April 07, 2017
The Violent Shit Collection
Andreas Schnaas - 1989
Violent Shit II: Mother Hold My Hand
Andreas Schnaas - 1992
Violent Shit III: Infantry of Doom
Andreas Schnaas - 1999
Violent Shit 4.0: Karl the Butcher vs. Axe
Andreas Schnaas & Timo Rose - 2010
Zombie '90: Extreme Pestilence
Andreas Schnaas - 1991
Synapse Films All Region DVD Three disc set
I'm not the intended viewer for this film, and I'll be the first to admit it. While I have seen, and written about, films depicting extreme violence, I'm hardly a gorehound. But I do think of myself as a lifelong student of film history, and what I have seen is that, especially with genre filmmakers, what may have been dismissed in the past may be re-evaluated in the future. Not that I'm particularly optimistic that Andreas Schnaas will be subject to the kind of critical thoughtfulness given to, for example, Jesus Franco, but I wouldn't completely rule it out.
Schnaas made a film, not in this collection, with a relatively healthy budget of over a million dollars, in English, but with an Italian cast. The heavy accents of his actors doomed any possibility of importing the film. And with the films here, with the nonsensical plots, cheap looking special effects, bad acting and worse dubbing, plus haphazard videography and editing, comparison to Ed Wood, Jr. comes to mind. No angora fetish, but lots of blood, as well as the offerings of a very generous butcher. The first two Violent Shit films would seem to be made for viewers who find the latter films of Lucio Fulci too plot heavy.

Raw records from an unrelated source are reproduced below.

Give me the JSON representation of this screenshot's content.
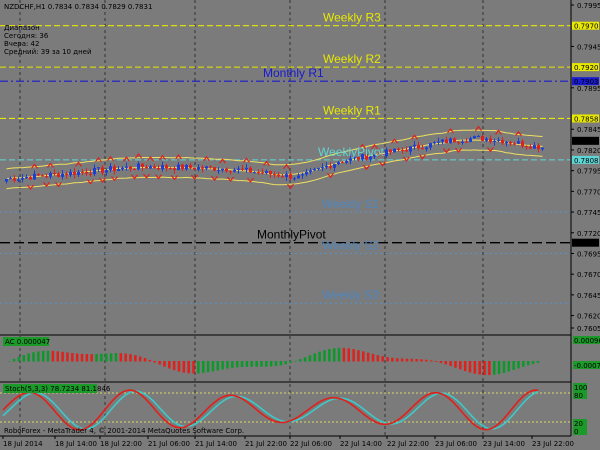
{
  "header": {
    "symbol_line": "NZDCHF,H1  0.7834 0.7834 0.7829 0.7831",
    "info_lines": [
      "Диапазон",
      "Сегодня:   36",
      "Вчера:     42",
      "Средний:   39 за 10 дней"
    ]
  },
  "levels": [
    {
      "name": "Weekly R3",
      "price": 0.797,
      "color": "#e8e800",
      "style": "dash",
      "label_color": "#e8e800",
      "tag": "0.7970"
    },
    {
      "name": "Weekly R2",
      "price": 0.792,
      "color": "#e8e800",
      "style": "dash",
      "label_color": "#e8e800",
      "tag": "0.7920"
    },
    {
      "name": "Monthly R1",
      "price": 0.7903,
      "color": "#1a1ad0",
      "style": "dashdot",
      "label_color": "#1a1ad0",
      "tag": "0.7903"
    },
    {
      "name": "Weekly R1",
      "price": 0.7858,
      "color": "#e8e800",
      "style": "dash",
      "label_color": "#e8e800",
      "tag": "0.7858"
    },
    {
      "name": "WeeklyPivot",
      "price": 0.7808,
      "color": "#5fd6d6",
      "style": "dash",
      "label_color": "#5fd6d6",
      "tag": "0.7808"
    },
    {
      "name": "Weekly S1",
      "price": 0.7745,
      "color": "#5b8fc4",
      "style": "dot",
      "label_color": "#4f87c0",
      "tag": ""
    },
    {
      "name": "MonthlyPivot",
      "price": 0.7708,
      "color": "#000000",
      "style": "longdash",
      "label_color": "#000000",
      "tag": "0.7708"
    },
    {
      "name": "Weekly S2",
      "price": 0.7695,
      "color": "#5b8fc4",
      "style": "dot",
      "label_color": "#4f87c0",
      "tag": ""
    },
    {
      "name": "Weekly S3",
      "price": 0.7635,
      "color": "#5b8fc4",
      "style": "dot",
      "label_color": "#4f87c0",
      "tag": ""
    }
  ],
  "current_price_tag": "0.7831",
  "price_axis": {
    "ticks": [
      "0.7995",
      "0.7945",
      "0.7895",
      "0.7845",
      "0.7820",
      "0.7795",
      "0.7770",
      "0.7745",
      "0.7720",
      "0.7695",
      "0.7670",
      "0.7645",
      "0.7620",
      "0.7605"
    ]
  },
  "time_axis": {
    "labels": [
      "18 Jul 2014",
      "18 Jul 14:00",
      "18 Jul 22:00",
      "21 Jul 06:00",
      "21 Jul 14:00",
      "21 Jul 22:00",
      "22 Jul 06:00",
      "22 Jul 14:00",
      "22 Jul 22:00",
      "23 Jul 06:00",
      "23 Jul 14:00",
      "23 Jul 22:00"
    ]
  },
  "ac_panel": {
    "label": "AC 0.000047",
    "scale_top": "0.000964",
    "scale_bottom": "-0.000723"
  },
  "stoch_panel": {
    "label": "Stoch(5,3,3) 78.7234 81.1846",
    "scale_top": "100",
    "scale_80": "80",
    "scale_20": "20",
    "scale_bottom": "0"
  },
  "copyright": "RoboForex - MetaTrader 4, © 2001-2014 MetaQuotes Software Corp.",
  "colors": {
    "background": "#7b7b7b",
    "bull_candle": "#1b3fd6",
    "bear_candle": "#e0201a",
    "envelope": "#f0e060",
    "ac_up": "#0a9a2a",
    "ac_down": "#e0201a",
    "stoch_main": "#e0201a",
    "stoch_signal": "#3fc8c8"
  }
}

The comparison to Ed Wood is not only based on the competency of the filmmaking. Andreas Schnaas obviously is passionate about making films, but what I've seen would indicate that his ambitions are beyond his abilities. There's some similarity in the subject matter with films involving zombies, science gone wrong, and the grandiose ambitions of the main characters. Like Wood, Schnaas has the ability to round up a group of friends for the cast. Unlike Wood, there is a strain of self-aware humor throughout the films.
I'm not familiar with any of the other German filmmakers who emerged in the 1980s with extreme horror films other than Jorg Buttgereit. Having reviewed the blu ray releases of his films, I have a sense of artistry that Schnaas lacks. I can hardly minimize how graphic these films are with decapitations, breasts carved off, sexual organs mutilated, with one poor guy literally torn a new asshole. Some of the influences are obvious, like Night of the Living Dead and Texas Chainsaw Massacre, as well as the post-apocalypse films that followed Mad Max. Even within the context of the genre, the misogyny gets uncomfortably heavy-handed. Then again, these films could well have been made for a less discerning, primarily male, audience that may never have heard or read about Grand Guignol, but simply desires the series of visceral thrills along with a bottle or ten of beer.
Posted by Peter Nellhaus at April 7, 2017 09:06 AM